    • Trigger a GST/HST credit (if turning 19 in the next year)
    • Prove they have no income if applying for federal/provincial loans and bursaries
  • My spouse can claim the child tax benefit for both of us: Each spouse has to file to get this credit.
  • I e-file my return so I don’t have to worry about receipts: Whether you e-file or send in a paper return, you must keep all supporting documentation in case the CRA asks for it, otherwise your claim can be rejected.

Tax-time mistakes

  • Failure to file by deadline: If you are paying taxes, you will face a late filing penalty of 5% plus 1% for each month your return is late, up to 12 months. You will also lose the option of lowering taxes through income-splitting.
  • Incorrect calculations: According to the CRA, tax return math mistakes are very common. You could end up paying more than you owe.
  • Failure to file a caregiver’s claim: You can make this claim as a parent taking care of a disabled child or your aging parents.
  • Claiming invalid expenses on employment income: You can claim only those expenses actually related to your job, such as automobile or home office expenses. Other expenses – dry cleaning, for example – do not qualify.
  • Not reporting a common-law relationship (including same-sex couples): You must file as a common-law couple to receive the same treatment as married couples.
  • Not being aware of new credits: For example, the Children’s Arts tax credit and Family Caregiver tax credit have been introduced recently.

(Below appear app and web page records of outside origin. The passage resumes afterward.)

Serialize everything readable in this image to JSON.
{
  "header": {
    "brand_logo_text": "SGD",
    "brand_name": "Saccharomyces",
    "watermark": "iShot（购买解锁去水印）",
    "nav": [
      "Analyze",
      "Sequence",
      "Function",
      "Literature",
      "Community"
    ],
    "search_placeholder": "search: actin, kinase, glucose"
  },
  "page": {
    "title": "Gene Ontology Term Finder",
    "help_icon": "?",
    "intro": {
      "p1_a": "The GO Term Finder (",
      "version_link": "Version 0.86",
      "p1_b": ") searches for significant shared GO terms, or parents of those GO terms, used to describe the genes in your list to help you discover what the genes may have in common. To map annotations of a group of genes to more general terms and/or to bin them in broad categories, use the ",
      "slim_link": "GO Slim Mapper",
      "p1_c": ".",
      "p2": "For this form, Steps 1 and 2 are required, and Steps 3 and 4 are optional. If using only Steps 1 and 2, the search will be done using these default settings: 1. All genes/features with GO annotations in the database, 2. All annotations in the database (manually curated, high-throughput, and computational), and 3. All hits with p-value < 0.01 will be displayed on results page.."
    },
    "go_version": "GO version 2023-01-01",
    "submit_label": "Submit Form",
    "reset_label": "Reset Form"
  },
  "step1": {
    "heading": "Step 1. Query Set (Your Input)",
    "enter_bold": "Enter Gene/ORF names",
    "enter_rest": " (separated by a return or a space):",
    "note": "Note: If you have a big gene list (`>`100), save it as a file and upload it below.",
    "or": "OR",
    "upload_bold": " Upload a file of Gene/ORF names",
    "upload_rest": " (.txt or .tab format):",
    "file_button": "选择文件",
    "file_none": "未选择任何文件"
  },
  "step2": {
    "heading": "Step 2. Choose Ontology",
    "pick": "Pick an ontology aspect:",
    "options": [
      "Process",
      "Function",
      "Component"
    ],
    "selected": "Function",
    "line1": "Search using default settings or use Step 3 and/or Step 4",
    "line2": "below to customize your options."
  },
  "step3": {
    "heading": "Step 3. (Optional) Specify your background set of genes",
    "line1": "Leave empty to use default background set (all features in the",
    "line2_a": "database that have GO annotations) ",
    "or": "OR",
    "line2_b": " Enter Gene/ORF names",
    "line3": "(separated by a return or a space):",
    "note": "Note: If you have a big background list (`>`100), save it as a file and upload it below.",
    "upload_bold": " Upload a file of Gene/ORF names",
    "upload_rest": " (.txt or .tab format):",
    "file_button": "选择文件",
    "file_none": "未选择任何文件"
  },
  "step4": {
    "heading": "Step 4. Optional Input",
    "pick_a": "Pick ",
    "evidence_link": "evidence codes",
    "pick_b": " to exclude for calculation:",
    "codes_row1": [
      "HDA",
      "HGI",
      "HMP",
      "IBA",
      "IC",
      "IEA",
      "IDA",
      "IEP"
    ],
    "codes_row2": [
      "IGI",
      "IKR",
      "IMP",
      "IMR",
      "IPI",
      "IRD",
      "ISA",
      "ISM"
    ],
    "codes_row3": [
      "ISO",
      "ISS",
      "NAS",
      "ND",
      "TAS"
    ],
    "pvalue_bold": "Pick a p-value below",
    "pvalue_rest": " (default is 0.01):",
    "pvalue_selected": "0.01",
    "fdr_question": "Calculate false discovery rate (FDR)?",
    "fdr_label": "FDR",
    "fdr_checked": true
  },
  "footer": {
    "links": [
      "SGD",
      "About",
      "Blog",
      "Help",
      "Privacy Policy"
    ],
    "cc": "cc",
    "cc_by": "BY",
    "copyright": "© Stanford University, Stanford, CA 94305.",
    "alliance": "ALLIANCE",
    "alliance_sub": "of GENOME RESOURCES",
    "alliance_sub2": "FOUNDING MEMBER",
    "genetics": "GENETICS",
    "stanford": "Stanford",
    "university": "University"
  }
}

Your personal ‘shoebox’ can take many forms. A professional advisor can help you sort it all out to your best financial advantage at tax time and for all the times of your life.

Date reviewed: January 27, 2015

This column, written and published by Investors Group Financial Services Inc. (in Québec – a Financial Services Firm), presents general information only and is not a solicitation to buy or sell any investments. Contact a financial advisor for specific advice about your circumstances. For more information on this topic please contact your Investors Group Consultant.